In the early weeks of Covid-19 vaccinations, the shining examples of success were all places with politically conservative leaders. Globally, the countries with the largest share of vaccinated people were Britain, Israel and the United Arab Emirates. In the U.S., the states that got off to the fastest starts were Alaska and West Virginia.
This pattern made me wonder whether many progressive-led governments were spending so much effort designing fair-seeming processes that they were failing at the most basic goal of a mass vaccination program: getting shots into arms. That error has held down vaccination rates across much of continental Europe. And it appeared to be an early problem in California and New York.
But it has not turned out to be much of an issue in the U.S. Instead, the states with the highest vaccination rates are now mostly Democratic-leaning, and the states with the lowest rates are deeply conservative.
Russ Bynum of The Associated Press wrote this week.
the chaos of the Trump administration’s virus response to the Biden administration’s. Democrats’ belief in the power of government certainly doesn’t ensure they will manage it competently, but it may improve the odds.
In the most successful state programs, one theme is what you might call centralized simplicity. In Connecticut, Gov. Ned Lamont gave priority to older residents, including people in their 50s, rather than creating an intricate list of medical conditions and job categories that qualified people for shots (and that more privileged families often figure out how to game).
In New Mexico — which has the country’s highest rate of fully vaccinated people, despite also having a high poverty rate — Gov. Michelle Lujan Grisham has overseen the creation of a centralized sign-up system. The state has one vaccine portal that all residents can use to sign up for shots, rather than the piecemeal, confusing systems in many other states, my colleague Simon Romero reports from Albuquerque.

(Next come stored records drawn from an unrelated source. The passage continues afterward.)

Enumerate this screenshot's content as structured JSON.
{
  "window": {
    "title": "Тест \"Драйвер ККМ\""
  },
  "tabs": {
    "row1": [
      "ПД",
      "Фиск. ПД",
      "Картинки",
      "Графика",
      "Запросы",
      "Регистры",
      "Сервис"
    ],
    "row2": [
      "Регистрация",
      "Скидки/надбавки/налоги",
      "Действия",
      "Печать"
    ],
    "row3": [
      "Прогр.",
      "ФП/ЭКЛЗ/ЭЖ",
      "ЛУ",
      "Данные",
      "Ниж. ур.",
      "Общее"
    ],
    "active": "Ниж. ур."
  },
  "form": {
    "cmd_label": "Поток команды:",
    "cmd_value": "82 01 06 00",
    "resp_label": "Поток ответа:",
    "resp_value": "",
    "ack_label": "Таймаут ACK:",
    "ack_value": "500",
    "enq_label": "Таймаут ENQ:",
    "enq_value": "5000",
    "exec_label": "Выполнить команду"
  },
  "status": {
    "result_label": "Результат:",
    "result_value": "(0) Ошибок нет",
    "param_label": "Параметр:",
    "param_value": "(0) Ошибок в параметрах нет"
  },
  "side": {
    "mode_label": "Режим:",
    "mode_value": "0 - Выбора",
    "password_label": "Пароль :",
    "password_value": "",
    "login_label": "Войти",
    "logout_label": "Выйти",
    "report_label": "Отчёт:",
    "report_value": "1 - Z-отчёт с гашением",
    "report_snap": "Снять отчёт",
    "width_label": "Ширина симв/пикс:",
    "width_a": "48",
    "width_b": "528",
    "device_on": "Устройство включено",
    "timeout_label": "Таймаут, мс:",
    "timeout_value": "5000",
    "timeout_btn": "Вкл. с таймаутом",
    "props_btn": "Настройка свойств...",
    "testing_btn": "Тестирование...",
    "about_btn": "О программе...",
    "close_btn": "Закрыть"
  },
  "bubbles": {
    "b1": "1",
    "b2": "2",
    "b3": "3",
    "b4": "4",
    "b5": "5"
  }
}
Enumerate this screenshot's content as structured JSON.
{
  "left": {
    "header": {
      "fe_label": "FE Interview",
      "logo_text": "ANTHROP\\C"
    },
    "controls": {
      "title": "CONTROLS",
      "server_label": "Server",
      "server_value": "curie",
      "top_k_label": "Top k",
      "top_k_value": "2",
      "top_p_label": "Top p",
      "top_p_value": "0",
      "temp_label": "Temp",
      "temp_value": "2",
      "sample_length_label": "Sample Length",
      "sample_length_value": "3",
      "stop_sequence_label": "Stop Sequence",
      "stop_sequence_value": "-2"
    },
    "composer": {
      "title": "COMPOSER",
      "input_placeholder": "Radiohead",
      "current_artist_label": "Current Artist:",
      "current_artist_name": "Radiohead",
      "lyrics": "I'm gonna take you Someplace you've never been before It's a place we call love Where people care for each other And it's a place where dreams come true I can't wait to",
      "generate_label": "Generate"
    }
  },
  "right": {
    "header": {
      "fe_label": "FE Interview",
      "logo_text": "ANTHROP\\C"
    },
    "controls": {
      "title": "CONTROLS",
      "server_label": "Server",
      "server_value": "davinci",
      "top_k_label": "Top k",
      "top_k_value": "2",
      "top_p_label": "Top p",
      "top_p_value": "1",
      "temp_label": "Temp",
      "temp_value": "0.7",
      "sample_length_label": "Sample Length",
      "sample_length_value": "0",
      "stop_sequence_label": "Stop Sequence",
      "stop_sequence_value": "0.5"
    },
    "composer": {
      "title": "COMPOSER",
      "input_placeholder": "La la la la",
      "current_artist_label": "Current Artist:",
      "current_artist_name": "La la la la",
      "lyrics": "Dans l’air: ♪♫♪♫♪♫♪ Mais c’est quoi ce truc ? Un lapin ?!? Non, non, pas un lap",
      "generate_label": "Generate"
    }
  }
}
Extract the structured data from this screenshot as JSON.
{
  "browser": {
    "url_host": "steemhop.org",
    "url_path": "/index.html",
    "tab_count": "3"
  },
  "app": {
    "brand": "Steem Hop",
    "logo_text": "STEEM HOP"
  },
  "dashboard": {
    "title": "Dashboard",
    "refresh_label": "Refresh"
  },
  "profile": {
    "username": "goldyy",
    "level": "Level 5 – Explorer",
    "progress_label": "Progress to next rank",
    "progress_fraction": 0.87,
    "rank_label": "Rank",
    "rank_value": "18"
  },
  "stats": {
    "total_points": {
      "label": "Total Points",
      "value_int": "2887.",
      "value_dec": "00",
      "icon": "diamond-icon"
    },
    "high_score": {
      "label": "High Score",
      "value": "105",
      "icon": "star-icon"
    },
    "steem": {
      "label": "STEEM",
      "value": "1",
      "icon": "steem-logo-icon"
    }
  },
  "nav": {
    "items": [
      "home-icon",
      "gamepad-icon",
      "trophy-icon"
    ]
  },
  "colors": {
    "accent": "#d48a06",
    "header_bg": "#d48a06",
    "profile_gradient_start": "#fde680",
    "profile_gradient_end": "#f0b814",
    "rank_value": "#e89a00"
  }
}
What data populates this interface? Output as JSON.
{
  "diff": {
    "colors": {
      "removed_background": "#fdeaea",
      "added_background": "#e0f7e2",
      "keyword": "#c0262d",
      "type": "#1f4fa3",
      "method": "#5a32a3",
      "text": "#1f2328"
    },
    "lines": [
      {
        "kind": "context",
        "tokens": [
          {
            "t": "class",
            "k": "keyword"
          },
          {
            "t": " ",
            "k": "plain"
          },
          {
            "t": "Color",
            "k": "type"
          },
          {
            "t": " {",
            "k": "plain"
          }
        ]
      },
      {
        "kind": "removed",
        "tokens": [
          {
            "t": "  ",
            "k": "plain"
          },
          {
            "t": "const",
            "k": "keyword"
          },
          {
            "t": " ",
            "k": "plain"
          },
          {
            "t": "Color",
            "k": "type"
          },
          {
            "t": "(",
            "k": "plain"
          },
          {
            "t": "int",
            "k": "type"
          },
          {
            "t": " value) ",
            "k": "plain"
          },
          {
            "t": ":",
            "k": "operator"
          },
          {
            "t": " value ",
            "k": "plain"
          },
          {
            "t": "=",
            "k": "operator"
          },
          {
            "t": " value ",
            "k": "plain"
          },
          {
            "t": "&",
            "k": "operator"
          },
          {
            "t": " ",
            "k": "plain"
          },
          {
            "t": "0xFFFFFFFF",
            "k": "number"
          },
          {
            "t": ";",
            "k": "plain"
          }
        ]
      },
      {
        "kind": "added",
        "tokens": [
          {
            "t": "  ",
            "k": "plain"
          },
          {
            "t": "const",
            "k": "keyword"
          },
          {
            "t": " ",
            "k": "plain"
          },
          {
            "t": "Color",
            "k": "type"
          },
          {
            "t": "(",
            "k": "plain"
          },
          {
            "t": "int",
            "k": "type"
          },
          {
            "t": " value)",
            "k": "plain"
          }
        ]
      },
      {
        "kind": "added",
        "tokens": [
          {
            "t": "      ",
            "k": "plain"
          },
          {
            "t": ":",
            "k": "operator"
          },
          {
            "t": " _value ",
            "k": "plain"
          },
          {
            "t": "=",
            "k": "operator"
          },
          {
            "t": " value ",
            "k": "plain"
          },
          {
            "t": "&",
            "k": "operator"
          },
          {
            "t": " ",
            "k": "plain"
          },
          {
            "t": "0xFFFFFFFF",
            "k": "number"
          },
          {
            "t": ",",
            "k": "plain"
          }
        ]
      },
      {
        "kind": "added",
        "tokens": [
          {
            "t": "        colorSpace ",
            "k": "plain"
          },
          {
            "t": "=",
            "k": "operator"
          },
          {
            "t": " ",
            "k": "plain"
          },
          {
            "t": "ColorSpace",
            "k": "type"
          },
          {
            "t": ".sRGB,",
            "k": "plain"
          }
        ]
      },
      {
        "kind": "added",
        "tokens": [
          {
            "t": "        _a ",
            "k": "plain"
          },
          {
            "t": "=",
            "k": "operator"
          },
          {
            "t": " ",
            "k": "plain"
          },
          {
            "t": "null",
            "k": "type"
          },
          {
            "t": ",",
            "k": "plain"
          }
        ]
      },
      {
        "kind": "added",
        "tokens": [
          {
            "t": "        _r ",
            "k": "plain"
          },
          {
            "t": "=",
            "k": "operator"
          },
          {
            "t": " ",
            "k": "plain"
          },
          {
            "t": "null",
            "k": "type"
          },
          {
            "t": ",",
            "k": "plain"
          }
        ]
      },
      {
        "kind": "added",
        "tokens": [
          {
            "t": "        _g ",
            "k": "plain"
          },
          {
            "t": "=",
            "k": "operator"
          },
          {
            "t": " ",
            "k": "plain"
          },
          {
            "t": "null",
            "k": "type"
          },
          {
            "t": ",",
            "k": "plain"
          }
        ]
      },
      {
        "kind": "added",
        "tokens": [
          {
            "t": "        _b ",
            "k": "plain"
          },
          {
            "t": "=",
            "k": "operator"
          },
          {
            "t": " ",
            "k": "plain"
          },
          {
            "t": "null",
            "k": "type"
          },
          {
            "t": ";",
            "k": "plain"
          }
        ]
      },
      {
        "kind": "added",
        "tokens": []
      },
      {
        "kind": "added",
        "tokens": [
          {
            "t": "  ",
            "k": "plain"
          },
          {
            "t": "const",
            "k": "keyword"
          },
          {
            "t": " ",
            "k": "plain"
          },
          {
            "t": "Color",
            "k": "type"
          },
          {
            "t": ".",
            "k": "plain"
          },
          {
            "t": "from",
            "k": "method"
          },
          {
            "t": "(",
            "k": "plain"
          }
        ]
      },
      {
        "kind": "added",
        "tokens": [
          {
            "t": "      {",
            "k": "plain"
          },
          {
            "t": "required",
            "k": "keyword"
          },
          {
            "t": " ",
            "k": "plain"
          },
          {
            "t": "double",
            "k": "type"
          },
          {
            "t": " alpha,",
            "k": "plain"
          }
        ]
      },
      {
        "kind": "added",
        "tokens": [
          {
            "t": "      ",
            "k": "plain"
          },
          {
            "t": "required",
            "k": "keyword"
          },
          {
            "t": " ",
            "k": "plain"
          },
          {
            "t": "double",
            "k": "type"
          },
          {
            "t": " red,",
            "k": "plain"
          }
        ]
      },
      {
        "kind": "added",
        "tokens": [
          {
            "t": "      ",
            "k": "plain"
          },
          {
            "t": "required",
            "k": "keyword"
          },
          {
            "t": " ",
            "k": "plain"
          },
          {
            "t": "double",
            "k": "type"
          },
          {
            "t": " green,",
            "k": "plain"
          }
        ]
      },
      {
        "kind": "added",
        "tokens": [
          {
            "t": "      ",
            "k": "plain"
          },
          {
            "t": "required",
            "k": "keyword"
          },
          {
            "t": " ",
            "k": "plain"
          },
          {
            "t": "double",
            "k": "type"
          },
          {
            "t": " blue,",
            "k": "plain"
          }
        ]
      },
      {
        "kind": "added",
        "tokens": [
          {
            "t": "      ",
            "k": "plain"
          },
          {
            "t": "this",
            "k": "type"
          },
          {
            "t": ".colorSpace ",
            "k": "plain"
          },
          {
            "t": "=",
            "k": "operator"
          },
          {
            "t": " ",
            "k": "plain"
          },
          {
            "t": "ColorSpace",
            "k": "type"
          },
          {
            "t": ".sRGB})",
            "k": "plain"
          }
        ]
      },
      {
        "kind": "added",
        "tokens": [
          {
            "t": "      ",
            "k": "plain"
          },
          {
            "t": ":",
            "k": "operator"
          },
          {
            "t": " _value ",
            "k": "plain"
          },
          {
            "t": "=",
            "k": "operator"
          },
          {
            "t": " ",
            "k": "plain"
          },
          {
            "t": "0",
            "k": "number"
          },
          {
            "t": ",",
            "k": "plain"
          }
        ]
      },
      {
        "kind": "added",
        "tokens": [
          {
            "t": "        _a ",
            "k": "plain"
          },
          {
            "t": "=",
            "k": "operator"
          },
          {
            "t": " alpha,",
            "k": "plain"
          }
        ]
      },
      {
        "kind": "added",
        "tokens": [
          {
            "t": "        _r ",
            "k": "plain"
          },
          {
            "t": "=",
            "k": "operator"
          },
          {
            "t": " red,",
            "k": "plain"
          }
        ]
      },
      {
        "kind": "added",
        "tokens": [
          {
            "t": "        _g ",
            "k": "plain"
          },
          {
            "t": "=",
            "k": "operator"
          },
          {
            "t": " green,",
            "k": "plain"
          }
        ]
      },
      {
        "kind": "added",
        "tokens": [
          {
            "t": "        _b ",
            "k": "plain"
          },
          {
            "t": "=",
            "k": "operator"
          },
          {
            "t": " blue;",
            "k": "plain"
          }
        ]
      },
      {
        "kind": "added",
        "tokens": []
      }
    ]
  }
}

South Dakota, the red state with the highest share of vaccinated residents, has also taken a centralized approach, NPR’s Ailsa Chang points out.